> **HOW TO COMPLETE THIS TASK**
Report how many lines below contain the word "check", and give only that number.

[Stored items]

=== Begin Enclosure ===

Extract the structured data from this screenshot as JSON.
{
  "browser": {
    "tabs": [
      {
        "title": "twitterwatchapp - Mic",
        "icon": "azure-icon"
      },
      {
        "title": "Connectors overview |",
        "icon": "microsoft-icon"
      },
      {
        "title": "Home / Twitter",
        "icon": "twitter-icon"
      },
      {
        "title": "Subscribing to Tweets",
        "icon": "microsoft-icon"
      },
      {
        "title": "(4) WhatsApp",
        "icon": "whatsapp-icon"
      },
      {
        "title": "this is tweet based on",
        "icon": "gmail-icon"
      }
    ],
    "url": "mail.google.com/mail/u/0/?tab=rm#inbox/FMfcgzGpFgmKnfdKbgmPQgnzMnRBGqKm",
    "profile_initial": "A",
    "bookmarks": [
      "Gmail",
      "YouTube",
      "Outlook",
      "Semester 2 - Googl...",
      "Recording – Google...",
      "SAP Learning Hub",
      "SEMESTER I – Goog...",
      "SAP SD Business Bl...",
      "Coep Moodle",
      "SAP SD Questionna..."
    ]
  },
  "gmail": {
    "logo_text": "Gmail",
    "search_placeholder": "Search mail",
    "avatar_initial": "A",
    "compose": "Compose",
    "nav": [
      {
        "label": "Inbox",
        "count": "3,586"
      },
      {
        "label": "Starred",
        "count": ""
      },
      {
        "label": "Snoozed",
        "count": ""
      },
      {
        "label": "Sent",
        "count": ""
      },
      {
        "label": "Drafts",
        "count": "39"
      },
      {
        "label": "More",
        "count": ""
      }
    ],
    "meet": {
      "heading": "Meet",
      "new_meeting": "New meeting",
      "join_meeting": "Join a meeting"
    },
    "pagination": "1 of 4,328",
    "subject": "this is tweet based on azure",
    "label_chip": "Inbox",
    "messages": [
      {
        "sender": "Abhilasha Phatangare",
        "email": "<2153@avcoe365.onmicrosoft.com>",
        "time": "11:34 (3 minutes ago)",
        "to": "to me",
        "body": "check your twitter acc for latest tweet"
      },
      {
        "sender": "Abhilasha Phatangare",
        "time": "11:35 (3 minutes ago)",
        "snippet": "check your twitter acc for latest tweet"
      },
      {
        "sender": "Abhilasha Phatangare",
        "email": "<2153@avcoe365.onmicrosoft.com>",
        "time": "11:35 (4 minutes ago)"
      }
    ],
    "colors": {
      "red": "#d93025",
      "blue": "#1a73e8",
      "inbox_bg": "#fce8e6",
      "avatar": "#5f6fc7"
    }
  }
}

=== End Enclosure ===

> **EXERCISE RESPONSE**
2